One of the main themes dealt with in William's A Streetcar Named Desire is that of truth and artifice, reality and illusion, as the main character Blanche Dubois is seen to live in her own imaginary world. Whilst her sister Stella deals with her reality Blanche creates illusions to forget hers. .
Stella's reality belongs with Stanley, in their little apartment, with sex as their stronghold. Although Stella was brought up through different surroundings she is happy with her life with Stanley, shown when Blanche first enters and expresses her horror at the appearing situation, Stella replies:.
"It's not that bad at all!-.
She is not ashamed to admit that she and Stanley came from two very different worlds, it is even suggested later that it is that that attracted her to the relationship as Stanley tells her:.
"I pulled you down off them columns and how you loved it-,.
shows no sign of disagreeing. Stella appears to accept her partner's animal like nature; she realises that he is crude and violent at times but she deals with it and moves on. A prime example of this is the poker night when Stanley confirms to the reader, by his fierce behaviour, the inhumane beast that he is. Images of a monster are created as he.
lurches up and tosses some watermelon rinds to the floor'.
Stella a loud whack' on the thigh. This type of behaviour was not something Blanche was o fait' with and ultimately despised it. Stella however had learned to be a part of it and even after Stanley hits her she returns to him and is even described to join him at his low level as they come together with .
"low, animal moans-.
Blanche gives Stella the chance of leaving but she declines for she now accepts the life she has with Stanley. .
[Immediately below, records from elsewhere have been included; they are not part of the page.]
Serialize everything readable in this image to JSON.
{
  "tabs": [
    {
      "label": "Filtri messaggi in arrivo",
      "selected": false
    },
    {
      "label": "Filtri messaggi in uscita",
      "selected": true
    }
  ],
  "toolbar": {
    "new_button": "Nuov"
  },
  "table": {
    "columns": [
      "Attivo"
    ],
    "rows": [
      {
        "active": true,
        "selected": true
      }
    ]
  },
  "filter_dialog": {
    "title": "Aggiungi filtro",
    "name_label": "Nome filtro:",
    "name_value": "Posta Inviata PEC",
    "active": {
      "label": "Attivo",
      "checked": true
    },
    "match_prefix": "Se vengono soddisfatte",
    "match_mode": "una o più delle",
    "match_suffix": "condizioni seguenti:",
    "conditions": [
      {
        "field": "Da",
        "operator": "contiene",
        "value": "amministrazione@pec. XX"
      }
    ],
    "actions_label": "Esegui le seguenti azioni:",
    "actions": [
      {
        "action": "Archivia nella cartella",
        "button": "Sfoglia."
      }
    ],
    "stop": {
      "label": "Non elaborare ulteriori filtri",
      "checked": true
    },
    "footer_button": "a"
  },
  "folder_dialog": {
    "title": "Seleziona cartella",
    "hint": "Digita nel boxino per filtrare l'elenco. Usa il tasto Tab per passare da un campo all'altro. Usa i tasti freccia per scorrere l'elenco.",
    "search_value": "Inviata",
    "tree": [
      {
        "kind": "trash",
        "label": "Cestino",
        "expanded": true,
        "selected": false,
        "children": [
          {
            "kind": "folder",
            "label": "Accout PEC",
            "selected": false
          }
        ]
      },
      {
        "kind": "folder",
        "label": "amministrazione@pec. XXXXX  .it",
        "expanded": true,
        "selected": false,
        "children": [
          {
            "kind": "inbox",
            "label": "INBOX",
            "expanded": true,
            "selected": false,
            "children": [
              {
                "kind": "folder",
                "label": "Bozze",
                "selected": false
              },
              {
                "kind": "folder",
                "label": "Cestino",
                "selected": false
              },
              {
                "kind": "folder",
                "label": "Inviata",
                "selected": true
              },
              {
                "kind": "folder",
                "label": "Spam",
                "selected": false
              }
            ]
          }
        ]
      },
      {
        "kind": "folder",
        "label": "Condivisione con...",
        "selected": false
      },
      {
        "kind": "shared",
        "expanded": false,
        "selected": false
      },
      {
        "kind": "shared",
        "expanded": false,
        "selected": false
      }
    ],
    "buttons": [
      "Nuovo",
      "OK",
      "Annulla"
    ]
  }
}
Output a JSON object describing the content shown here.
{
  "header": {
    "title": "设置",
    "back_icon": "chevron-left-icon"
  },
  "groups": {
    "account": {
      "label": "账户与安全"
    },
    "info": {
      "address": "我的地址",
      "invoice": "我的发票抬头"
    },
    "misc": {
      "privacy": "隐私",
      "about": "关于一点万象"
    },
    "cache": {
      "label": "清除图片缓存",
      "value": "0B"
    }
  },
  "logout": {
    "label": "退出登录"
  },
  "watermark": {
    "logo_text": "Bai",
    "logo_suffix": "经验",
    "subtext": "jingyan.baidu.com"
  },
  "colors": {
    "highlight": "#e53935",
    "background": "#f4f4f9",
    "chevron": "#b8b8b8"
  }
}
Blanche alternatively deals with her realities by creating illusions. Blanche explains to Mitch that she lies because she refuses to accept the hand fate has dealt her. Lying to herself and to others allows her to make life appear as it should be rather than as it is.